The other home I did not enter is one I knew when it was in nice shape, and once again it has some real advantages for a niche buyer. The price is right ($475,000), it is a large property with corrals a horse barn, and it is within walking distance of Daly  Ranch – more than 3,000+ acres of public land limited to horseback riding, walking and bicycles. For a horse family, again willing to do some sweat labor because the home is messy but apparently undamaged, this is an ideal property 

And going to the Turner Heights property you pass right by (on Rosecrest) another real niche market property – a well-priced property ($319,000) you can live in a nice existing small apartment while building a custom home on an existing pad with a finished septic system designed for a large home. The apartment, which is not all that small (1,482  s.f.) can then be a Guest House.

Those three are indeed “good deals” for certain people who fit a specific cardboard profile., and are good properties but they do not meet the center of the Bell-shaped curve.

Housing Analysis

The Wall Street Journal is reporting that 20% of the homes in America are “upside down.”

This is probably the result of two past practices – borrowing against equity and/or purchasing at the top of the market.

I have family members who borrowed more money against their equity than the CURRENT market price will support, so I know it happens. That practice was particularly seductive while home values were rapidly increasing, but now they have to pay the Piper.

Although prices have, or at least have nearly stabilized (except in the homes worth less than $350,000 – in effect the “investment market” where foreclosures continue), most people who are “below market” would be best served by “hanging on.”

Admittedly, the prospects of price rises to pre-recession values are many years away but some homes will escape being “underwater” with each incremental value rise over the years.

Nevertheless, staying in place and “hunkering down” is the best strategy for the present – unless you are physically uncomfortable in your home and your prospects for remaining comfortable for say, five years, you should not consider selling.

If however you need to sell to move closer to family or to a retirement facility and you cannot hold on for five years, you are (generally speaking) better off to forget the “paper profits” you THOUGHT you had, and take whatever profit you Actually HAVE over your initial purchase price.

One of your considerations must be that for the previous four years, more productive tax-payers have left California than have come into California – the result of a growing “business hostile” environment of the nations’ highest sales tax, income tax and car tax.

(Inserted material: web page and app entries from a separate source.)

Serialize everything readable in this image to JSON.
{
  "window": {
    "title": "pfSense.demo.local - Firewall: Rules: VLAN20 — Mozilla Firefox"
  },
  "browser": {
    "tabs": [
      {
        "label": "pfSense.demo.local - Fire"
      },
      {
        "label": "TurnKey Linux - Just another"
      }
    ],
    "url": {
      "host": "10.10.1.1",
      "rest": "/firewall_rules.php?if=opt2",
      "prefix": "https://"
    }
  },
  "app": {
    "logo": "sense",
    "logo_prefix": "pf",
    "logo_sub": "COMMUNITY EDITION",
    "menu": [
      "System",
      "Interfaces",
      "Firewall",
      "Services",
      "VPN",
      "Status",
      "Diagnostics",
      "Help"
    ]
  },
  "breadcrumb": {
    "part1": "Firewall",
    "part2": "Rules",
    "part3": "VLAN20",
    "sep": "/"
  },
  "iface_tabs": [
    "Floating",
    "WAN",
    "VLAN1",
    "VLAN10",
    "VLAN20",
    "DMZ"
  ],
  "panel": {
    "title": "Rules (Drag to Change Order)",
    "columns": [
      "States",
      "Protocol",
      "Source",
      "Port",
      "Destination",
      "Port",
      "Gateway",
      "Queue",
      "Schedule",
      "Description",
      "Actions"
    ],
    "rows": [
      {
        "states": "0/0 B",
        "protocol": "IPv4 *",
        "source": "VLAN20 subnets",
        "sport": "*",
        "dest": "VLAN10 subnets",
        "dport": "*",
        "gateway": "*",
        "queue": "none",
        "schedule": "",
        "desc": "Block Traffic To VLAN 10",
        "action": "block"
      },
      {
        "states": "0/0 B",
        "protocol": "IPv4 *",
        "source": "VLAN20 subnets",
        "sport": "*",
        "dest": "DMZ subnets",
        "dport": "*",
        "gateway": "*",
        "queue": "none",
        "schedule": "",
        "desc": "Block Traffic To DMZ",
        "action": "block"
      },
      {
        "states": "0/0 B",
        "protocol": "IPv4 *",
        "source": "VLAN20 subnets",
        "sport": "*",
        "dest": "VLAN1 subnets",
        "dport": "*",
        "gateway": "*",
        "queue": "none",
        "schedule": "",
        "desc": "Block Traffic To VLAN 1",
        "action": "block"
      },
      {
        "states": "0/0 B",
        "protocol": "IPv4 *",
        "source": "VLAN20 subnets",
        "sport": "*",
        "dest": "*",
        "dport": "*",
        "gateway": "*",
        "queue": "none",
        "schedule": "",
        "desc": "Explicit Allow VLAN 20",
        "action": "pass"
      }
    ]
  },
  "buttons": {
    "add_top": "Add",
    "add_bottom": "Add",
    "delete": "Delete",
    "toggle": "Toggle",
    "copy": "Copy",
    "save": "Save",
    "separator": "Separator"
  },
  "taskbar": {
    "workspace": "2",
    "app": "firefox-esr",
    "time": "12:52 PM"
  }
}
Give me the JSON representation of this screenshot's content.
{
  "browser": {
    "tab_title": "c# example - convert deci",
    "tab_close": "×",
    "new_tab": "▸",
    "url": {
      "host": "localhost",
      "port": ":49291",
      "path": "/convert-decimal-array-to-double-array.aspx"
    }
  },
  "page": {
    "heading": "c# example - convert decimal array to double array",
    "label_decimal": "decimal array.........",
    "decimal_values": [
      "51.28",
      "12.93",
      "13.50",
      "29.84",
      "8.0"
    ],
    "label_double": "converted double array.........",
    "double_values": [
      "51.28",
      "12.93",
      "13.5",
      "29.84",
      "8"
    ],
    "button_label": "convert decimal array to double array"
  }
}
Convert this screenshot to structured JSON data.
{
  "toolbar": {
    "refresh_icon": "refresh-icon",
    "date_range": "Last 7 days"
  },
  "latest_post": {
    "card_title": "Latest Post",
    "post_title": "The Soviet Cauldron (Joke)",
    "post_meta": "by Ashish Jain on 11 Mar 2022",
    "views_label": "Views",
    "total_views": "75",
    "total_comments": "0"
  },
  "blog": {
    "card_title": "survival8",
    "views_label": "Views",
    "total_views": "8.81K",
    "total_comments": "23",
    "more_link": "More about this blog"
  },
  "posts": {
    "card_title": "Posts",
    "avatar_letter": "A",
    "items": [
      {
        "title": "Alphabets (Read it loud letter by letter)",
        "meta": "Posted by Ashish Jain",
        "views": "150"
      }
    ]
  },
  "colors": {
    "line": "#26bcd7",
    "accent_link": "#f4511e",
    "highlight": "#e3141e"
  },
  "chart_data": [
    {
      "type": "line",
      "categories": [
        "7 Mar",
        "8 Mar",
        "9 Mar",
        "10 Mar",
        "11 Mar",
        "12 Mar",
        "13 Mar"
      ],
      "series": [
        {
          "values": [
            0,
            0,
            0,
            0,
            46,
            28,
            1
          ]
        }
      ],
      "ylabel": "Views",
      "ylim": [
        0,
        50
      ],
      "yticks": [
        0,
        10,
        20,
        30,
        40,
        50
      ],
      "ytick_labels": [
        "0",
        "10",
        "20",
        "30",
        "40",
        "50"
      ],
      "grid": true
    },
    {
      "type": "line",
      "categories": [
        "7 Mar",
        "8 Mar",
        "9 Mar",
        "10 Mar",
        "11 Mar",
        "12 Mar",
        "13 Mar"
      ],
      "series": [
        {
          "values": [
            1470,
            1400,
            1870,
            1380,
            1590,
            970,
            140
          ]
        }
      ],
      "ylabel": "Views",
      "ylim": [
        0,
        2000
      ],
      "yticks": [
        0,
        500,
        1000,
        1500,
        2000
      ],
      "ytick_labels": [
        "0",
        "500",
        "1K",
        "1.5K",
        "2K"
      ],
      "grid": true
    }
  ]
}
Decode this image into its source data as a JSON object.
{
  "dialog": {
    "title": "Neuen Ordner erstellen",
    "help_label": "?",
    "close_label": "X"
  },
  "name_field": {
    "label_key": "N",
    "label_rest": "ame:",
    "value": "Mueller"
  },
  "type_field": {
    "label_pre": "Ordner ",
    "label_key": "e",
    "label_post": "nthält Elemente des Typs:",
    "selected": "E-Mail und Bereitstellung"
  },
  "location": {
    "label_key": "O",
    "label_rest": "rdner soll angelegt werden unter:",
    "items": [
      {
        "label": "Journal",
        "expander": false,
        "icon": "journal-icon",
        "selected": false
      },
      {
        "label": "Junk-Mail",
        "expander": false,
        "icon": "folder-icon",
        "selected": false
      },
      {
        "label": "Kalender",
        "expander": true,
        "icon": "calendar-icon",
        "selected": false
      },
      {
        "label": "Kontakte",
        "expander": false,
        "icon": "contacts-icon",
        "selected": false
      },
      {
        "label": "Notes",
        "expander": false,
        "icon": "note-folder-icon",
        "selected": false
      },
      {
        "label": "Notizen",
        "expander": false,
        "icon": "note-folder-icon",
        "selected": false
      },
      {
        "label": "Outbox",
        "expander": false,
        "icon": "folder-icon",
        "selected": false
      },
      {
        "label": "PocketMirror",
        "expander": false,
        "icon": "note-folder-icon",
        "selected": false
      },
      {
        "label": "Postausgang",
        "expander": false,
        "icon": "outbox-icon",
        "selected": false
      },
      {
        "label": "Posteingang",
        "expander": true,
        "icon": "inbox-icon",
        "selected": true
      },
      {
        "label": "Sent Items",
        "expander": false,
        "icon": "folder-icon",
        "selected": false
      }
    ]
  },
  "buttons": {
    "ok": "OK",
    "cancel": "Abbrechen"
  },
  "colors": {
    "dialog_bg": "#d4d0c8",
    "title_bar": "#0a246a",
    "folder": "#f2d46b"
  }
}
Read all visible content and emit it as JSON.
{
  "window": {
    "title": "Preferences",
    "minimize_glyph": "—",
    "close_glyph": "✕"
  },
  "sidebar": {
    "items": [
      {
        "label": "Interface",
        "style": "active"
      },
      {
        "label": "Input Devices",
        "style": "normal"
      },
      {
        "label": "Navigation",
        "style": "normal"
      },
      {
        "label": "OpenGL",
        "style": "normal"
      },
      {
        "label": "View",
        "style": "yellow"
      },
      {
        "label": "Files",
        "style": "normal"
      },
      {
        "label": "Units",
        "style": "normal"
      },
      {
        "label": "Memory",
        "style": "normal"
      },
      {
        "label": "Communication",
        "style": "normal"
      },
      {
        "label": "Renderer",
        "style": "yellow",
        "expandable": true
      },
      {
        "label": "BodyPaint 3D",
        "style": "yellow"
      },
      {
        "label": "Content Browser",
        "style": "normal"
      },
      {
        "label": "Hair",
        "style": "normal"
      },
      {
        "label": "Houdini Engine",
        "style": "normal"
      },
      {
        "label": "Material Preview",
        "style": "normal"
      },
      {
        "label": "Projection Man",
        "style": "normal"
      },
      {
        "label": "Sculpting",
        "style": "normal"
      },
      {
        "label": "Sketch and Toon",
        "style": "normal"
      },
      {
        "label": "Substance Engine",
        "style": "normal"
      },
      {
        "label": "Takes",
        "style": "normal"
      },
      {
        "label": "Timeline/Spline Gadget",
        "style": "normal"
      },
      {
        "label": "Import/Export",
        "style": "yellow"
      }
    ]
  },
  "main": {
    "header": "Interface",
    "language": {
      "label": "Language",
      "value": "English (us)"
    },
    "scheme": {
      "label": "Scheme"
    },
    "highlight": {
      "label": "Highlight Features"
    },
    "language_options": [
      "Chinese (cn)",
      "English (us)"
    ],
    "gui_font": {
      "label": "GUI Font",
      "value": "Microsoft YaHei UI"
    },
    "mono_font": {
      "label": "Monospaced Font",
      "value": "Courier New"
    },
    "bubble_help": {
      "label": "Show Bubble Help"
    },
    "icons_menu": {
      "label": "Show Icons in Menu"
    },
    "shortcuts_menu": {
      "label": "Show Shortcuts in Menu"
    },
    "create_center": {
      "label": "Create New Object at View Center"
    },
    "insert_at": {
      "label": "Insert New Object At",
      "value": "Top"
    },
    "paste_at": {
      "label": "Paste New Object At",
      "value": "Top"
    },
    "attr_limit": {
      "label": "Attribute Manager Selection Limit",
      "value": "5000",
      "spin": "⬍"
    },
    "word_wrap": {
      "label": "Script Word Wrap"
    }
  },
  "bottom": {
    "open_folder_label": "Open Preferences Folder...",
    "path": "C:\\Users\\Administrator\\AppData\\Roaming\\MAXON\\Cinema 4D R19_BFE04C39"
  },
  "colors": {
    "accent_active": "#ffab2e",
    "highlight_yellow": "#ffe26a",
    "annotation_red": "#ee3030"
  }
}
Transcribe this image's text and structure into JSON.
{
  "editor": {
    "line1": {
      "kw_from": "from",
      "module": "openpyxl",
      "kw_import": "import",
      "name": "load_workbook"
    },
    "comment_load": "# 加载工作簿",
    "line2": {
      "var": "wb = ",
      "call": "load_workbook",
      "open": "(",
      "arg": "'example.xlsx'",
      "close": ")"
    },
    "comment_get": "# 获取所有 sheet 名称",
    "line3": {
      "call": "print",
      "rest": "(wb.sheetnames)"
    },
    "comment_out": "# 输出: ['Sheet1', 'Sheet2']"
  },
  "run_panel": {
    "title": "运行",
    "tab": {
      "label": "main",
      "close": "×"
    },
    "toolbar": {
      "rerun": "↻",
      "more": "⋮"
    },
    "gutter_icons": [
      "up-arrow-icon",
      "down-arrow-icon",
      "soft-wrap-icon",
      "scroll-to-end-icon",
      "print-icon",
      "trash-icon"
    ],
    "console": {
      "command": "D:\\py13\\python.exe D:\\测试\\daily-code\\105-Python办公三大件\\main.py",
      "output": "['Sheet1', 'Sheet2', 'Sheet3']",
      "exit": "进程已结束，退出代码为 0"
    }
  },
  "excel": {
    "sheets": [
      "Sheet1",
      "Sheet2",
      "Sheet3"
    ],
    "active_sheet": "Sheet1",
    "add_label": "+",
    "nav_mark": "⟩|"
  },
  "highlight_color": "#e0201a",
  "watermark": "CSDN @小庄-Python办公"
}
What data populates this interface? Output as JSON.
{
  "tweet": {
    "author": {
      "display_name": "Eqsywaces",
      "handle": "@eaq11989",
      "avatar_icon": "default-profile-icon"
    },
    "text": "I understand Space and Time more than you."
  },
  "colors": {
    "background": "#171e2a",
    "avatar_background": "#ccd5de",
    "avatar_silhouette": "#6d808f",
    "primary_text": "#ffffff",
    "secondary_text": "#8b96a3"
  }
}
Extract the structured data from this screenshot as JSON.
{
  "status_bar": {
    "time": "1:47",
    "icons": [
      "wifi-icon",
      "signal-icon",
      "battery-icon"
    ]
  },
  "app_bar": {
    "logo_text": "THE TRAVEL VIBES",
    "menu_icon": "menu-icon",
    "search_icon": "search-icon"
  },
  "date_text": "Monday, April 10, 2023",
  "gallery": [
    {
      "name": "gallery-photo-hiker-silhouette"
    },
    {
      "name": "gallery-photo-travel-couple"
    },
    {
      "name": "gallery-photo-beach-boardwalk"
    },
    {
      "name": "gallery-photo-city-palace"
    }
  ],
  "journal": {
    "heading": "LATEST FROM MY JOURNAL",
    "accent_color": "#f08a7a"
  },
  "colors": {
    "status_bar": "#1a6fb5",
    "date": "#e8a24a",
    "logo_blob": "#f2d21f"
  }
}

Movement to the sun is made by people who are cost savvy and they can weigh the climate advantages against the cost disadvantages.

That will weigh against a quick California housing recovery.